Schiano has highlighted many aspects within a quarterback this season. There is decision making, reaction, and of course being able to combine both on the field.

On Saturday against Michigan State, Rutgers had a chance to let Wimsatt run a two-minute drill before the half but did not. Schiano spoke on the decisions that were made.

“We do two-minute drills out here all the time,” Schiano said. “I don’t look at it as an opportunity to get anybody experience. We are trying to win the game. So we start the drive on our 11-yard line. Have a couple-yard gain and then a minus-yard play. So we are sitting there at third down, we run one and get a pop out, and that’s good because we don’t have to punt.”
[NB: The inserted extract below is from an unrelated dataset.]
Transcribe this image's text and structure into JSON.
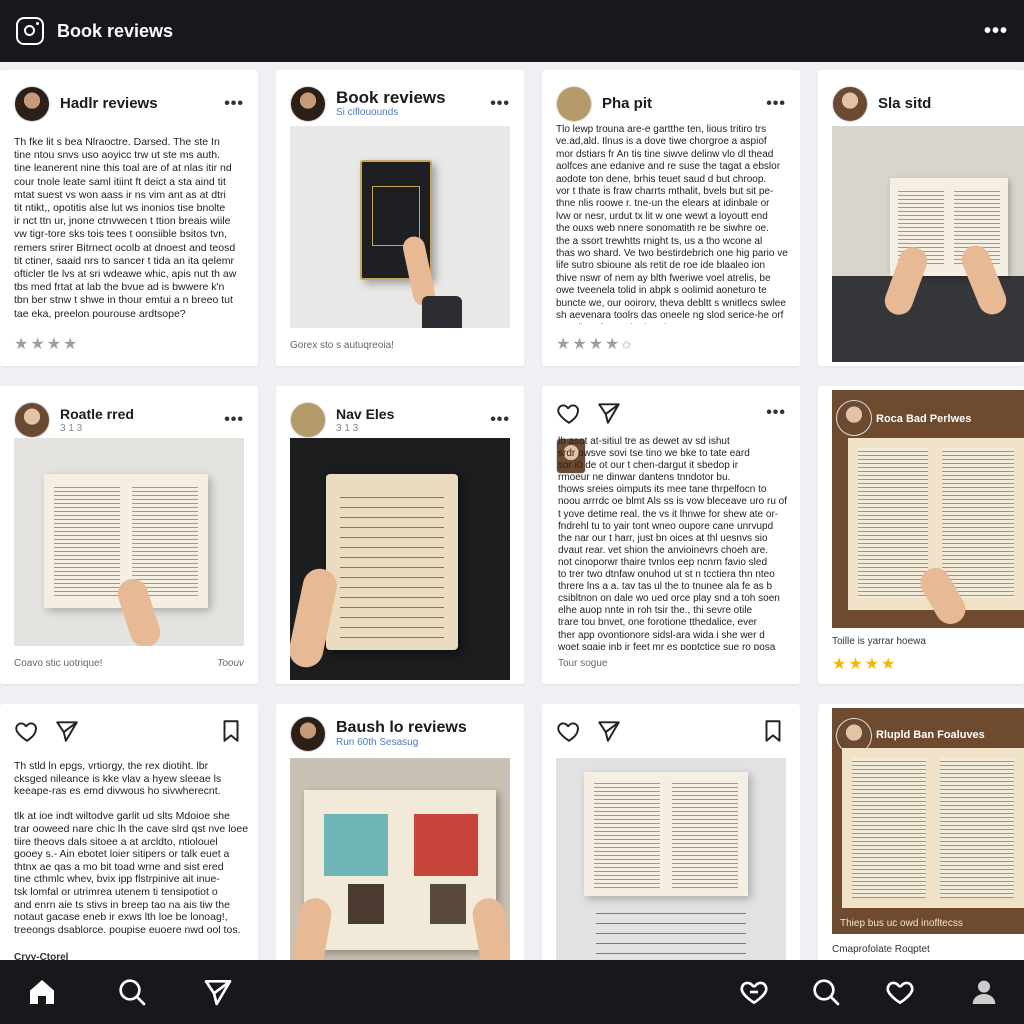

Early on, Wimsatt is continuing to learn and will only get better with game experience — and of course, a full offseason as the starter.

Schiano knows that his quarterback has a high IQ on the field and is a student of the game. As time goes on, Wimsatt will have to be more aware and use experiences against Big Ten defenses.

“He was very quick at picking things up, and understands he has a unique spatial awareness,” Schiano said. “That’s why I say, if he can read it out, he’ll right it right most of the time. Defenses, you’re talking about the Big Ten East now.”

“There are some really good defensive coordinators that are tricky and show you one look and then take it away. For a young quarterback it can be a little bit confusing but as long as he reads the right thing, and that’s the difference, on each play, there may be a little subtle difference on what you’re reading. So he has to know what that is and then he has to know what it’s going to look like.”